Pope Francis has launched a two-year consultation on the future direction of the Catholic Church.
The process will see every Catholic parish around the world asked for their views in a process which is seen as one of the most ambitious attempts at reform for generations.
Announcing the consultation at a Mass at St Peter's Basilica yesterday, Pope Francis said:
"Are we prepared for the adventure of this journey? Or are we fearful of the unknown, preferring to take refuge in the usual excuses: 'It's useless' or 'We've always done it this way?"
The consultation will work in three stages: a 'Listening' phase in which people in parishes and dioceses will be able to discuss a wide range of issues, including sexuality and women's ordination; a 'Continental' phase in which Bishops will discuss and formalise the findings and a 'Universal' phase in which Bishops meet at the Vatican in October 2023.
The Pope is then expected to draw up a document with his views on the findings.
Brenden Thompson, CEO of the organisation Catholic Voices told Premier what it may mean for the Catholic Church:
"It's not a surprise as Pope Francis sees himself as a pope of reform, but also a pope of discernment. He's a Jesuit. So this kind of worldwide discernment that he's trying to bring about in the Catholic Church, this cultural change, this change of hearts and minds, is very much in keeping with the style of Pope Francis the Jesuit but also, Pope Francis the reformer.
"It's extraordinarily ambitious, to try and do anything on the kind of global scale of trying to include not only the voices of 1.2 billion Catholics, those who go to Mass, but Pope Francis also wants the voices of those who are on the margins to be included. He wants people who are not Catholic, as well as those who are lapsed from the practice of their faith. He wants the voices of migrants and refugees, the voice of the homeless. So it's a chance for listening processes, spiritual conversations to happen not only with Catholic parishes, but between Christian denominations as well, and also with those who are not Christian.

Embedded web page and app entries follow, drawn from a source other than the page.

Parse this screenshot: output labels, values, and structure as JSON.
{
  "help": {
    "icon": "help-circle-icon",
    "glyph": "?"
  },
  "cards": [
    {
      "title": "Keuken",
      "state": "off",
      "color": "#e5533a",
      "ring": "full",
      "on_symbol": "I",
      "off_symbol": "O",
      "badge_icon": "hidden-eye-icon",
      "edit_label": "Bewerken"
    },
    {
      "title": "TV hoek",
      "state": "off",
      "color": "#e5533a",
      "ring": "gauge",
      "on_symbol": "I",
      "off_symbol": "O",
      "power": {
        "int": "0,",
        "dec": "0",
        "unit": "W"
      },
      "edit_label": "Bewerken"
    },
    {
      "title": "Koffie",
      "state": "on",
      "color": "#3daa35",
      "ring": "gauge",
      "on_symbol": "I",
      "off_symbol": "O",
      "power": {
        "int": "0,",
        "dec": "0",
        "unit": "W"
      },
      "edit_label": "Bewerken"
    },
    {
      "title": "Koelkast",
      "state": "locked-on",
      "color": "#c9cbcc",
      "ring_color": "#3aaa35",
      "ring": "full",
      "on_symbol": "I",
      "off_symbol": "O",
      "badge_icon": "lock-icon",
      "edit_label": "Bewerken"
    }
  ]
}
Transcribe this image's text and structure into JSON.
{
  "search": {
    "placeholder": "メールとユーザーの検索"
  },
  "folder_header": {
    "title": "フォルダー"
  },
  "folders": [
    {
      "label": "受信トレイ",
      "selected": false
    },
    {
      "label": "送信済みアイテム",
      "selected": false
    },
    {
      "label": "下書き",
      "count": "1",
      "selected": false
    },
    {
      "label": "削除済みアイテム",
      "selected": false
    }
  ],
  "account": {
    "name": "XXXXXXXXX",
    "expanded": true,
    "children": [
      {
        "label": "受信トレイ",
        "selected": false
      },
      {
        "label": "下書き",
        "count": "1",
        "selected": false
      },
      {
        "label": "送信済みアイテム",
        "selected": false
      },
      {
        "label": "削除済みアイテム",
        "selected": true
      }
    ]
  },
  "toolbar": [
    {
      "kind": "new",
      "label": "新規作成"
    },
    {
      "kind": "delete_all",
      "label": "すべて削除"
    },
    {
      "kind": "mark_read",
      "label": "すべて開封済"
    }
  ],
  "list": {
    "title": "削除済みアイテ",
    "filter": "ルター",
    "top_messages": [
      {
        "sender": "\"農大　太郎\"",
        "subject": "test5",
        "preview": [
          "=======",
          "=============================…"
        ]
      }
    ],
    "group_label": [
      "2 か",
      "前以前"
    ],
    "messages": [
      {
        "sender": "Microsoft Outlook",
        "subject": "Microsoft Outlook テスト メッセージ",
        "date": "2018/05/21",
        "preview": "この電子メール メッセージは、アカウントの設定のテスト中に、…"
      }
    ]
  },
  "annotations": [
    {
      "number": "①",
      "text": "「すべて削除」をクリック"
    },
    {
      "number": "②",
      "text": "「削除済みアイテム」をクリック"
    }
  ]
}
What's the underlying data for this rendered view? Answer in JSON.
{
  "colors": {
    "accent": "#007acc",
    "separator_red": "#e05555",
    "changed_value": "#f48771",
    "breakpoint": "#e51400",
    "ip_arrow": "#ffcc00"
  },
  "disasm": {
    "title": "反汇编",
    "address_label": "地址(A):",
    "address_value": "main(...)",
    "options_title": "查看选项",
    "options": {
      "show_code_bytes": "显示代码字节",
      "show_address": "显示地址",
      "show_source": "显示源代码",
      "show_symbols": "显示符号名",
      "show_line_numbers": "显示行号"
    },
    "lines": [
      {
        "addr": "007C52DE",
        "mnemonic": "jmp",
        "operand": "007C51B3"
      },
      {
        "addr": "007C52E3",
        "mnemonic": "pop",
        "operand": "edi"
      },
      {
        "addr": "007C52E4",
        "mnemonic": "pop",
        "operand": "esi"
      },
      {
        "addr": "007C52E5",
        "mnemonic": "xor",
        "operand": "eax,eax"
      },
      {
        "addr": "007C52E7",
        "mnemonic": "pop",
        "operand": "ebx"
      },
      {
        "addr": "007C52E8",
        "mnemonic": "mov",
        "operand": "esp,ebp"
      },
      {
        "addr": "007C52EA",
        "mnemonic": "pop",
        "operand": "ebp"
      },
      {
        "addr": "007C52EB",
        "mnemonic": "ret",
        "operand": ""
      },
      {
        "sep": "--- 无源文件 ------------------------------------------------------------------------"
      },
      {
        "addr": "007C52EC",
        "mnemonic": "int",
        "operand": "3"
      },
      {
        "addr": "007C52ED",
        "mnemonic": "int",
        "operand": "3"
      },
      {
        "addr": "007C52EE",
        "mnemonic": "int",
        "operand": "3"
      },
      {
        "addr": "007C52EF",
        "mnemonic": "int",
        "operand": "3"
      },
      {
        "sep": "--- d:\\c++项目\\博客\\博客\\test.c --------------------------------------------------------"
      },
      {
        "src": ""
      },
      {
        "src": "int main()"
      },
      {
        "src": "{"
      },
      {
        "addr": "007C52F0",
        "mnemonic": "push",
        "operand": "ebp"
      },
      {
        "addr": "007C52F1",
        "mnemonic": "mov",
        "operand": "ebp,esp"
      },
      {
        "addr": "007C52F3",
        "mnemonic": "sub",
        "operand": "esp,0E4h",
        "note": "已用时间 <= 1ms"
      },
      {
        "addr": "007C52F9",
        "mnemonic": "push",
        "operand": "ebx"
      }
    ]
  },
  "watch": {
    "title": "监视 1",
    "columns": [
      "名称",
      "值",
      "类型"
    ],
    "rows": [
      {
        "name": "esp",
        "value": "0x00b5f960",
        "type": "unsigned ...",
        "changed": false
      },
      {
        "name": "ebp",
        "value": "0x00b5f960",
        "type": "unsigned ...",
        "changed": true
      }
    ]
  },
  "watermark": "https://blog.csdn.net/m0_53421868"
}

"The whole purpose of it is to try and listen to what the Holy Spirit is saying, through people's experiences. So the real purpose of this scenario is how do we get people to speak given the kind of polarisation and division that exists not only in the world, but also within the church? It's a huge programme of cultural reform, the ultimate jury is the Holy Spirit and how we are attentive to what the Holy Spirit is saying, and people's experiences.
"Pope Francis wants there to be complete freedom, he wants people to be heard.
"And that kind of facilitation, especially about tricky issues is going to be difficult. There's going to be some heartache, but I also think there's going to be a lot of joy in learning to listen to one another. Pope Francis is trying to lead this church as a church that's leading with listening.
"Pope Francis has been clear that if you're coming to this process with an agenda, you're going to be disappointed. Of course, there's going to be friction and frustration, because faith is so deeply held by people, there's going to be a lot of passion. So not everyone is going to be pleased. And it won't lead automatically to the kind of discernment that Pope Francis wants. There will be friction and tension - that's like a family, the Church is a worldwide family. But how do you deal with those frictions within a family context? It can only be done with love.
"So I think it has every chance of being a success."